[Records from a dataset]

------------

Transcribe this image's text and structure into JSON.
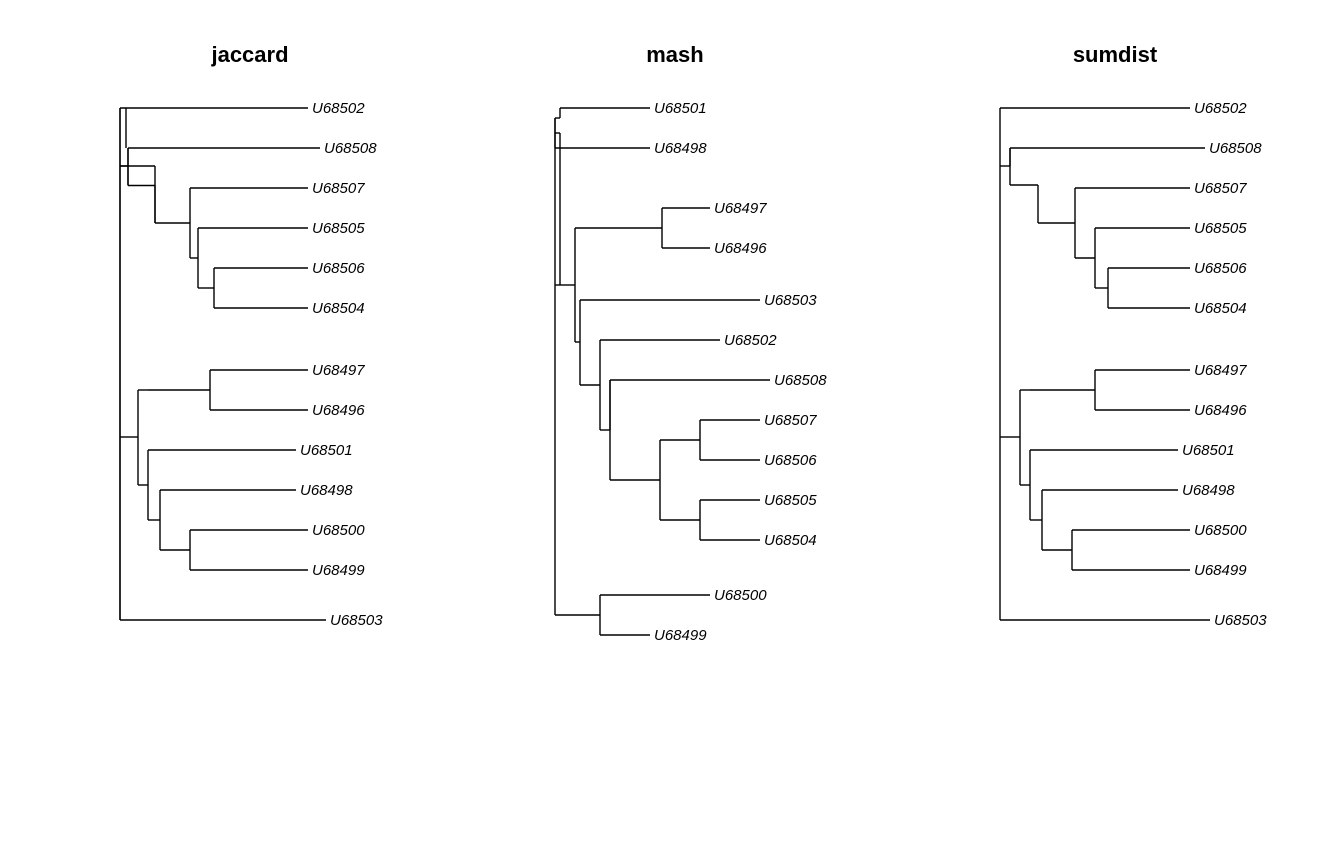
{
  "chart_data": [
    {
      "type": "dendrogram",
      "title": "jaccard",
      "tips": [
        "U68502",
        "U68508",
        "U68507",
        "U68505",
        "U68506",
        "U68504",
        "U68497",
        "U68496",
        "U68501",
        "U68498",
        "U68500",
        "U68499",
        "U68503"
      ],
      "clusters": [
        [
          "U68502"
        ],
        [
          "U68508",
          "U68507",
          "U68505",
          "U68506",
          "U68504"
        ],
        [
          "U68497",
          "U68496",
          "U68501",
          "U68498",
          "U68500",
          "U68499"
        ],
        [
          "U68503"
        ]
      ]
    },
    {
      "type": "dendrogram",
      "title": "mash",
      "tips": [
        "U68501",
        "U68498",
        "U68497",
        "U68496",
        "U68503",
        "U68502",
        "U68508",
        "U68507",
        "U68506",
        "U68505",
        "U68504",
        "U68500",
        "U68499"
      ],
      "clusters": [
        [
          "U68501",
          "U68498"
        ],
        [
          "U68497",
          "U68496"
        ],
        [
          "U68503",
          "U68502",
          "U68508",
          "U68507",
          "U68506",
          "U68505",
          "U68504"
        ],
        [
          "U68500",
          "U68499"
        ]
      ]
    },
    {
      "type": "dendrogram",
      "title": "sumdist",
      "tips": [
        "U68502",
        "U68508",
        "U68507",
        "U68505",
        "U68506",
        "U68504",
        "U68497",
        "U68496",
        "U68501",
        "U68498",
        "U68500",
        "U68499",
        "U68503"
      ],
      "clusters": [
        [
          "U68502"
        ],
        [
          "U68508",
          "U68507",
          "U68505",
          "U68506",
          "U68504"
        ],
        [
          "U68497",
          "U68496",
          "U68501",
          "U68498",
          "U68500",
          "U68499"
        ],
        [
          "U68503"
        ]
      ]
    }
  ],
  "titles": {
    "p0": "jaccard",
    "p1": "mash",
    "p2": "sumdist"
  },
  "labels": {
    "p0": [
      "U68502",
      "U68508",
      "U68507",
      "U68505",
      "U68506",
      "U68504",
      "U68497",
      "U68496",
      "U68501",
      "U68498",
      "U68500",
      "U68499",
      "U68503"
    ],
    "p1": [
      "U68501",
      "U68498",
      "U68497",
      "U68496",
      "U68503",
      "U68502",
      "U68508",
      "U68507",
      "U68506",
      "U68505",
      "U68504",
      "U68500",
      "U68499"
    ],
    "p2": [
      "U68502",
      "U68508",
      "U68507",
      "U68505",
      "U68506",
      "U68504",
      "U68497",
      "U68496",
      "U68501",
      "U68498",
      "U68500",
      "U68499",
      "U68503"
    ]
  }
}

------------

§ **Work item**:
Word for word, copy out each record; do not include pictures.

§ **Answer**:
Transcribe this image's text and structure into JSON.
{
  "chart_data": [
    {
      "type": "dendrogram",
      "title": "jaccard",
      "tips": [
        "U68502",
        "U68508",
        "U68507",
        "U68505",
        "U68506",
        "U68504",
        "U68497",
        "U68496",
        "U68501",
        "U68498",
        "U68500",
        "U68499",
        "U68503"
      ],
      "clusters": [
        [
          "U68502"
        ],
        [
          "U68508",
          "U68507",
          "U68505",
          "U68506",
          "U68504"
        ],
        [
          "U68497",
          "U68496",
          "U68501",
          "U68498",
          "U68500",
          "U68499"
        ],
        [
          "U68503"
        ]
      ]
    },
    {
      "type": "dendrogram",
      "title": "mash",
      "tips": [
        "U68501",
        "U68498",
        "U68497",
        "U68496",
        "U68503",
        "U68502",
        "U68508",
        "U68507",
        "U68506",
        "U68505",
        "U68504",
        "U68500",
        "U68499"
      ],
      "clusters": [
        [
          "U68501",
          "U68498"
        ],
        [
          "U68497",
          "U68496"
        ],
        [
          "U68503",
          "U68502",
          "U68508",
          "U68507",
          "U68506",
          "U68505",
          "U68504"
        ],
        [
          "U68500",
          "U68499"
        ]
      ]
    },
    {
      "type": "dendrogram",
      "title": "sumdist",
      "tips": [
        "U68502",
        "U68508",
        "U68507",
        "U68505",
        "U68506",
        "U68504",
        "U68497",
        "U68496",
        "U68501",
        "U68498",
        "U68500",
        "U68499",
        "U68503"
      ],
      "clusters": [
        [
          "U68502"
        ],
        [
          "U68508",
          "U68507",
          "U68505",
          "U68506",
          "U68504"
        ],
        [
          "U68497",
          "U68496",
          "U68501",
          "U68498",
          "U68500",
          "U68499"
        ],
        [
          "U68503"
        ]
      ]
    }
  ],
  "titles": {
    "p0": "jaccard",
    "p1": "mash",
    "p2": "sumdist"
  },
  "labels": {
    "p0": [
      "U68502",
      "U68508",
      "U68507",
      "U68505",
      "U68506",
      "U68504",
      "U68497",
      "U68496",
      "U68501",
      "U68498",
      "U68500",
      "U68499",
      "U68503"
    ],
    "p1": [
      "U68501",
      "U68498",
      "U68497",
      "U68496",
      "U68503",
      "U68502",
      "U68508",
      "U68507",
      "U68506",
      "U68505",
      "U68504",
      "U68500",
      "U68499"
    ],
    "p2": [
      "U68502",
      "U68508",
      "U68507",
      "U68505",
      "U68506",
      "U68504",
      "U68497",
      "U68496",
      "U68501",
      "U68498",
      "U68500",
      "U68499",
      "U68503"
    ]
  }
}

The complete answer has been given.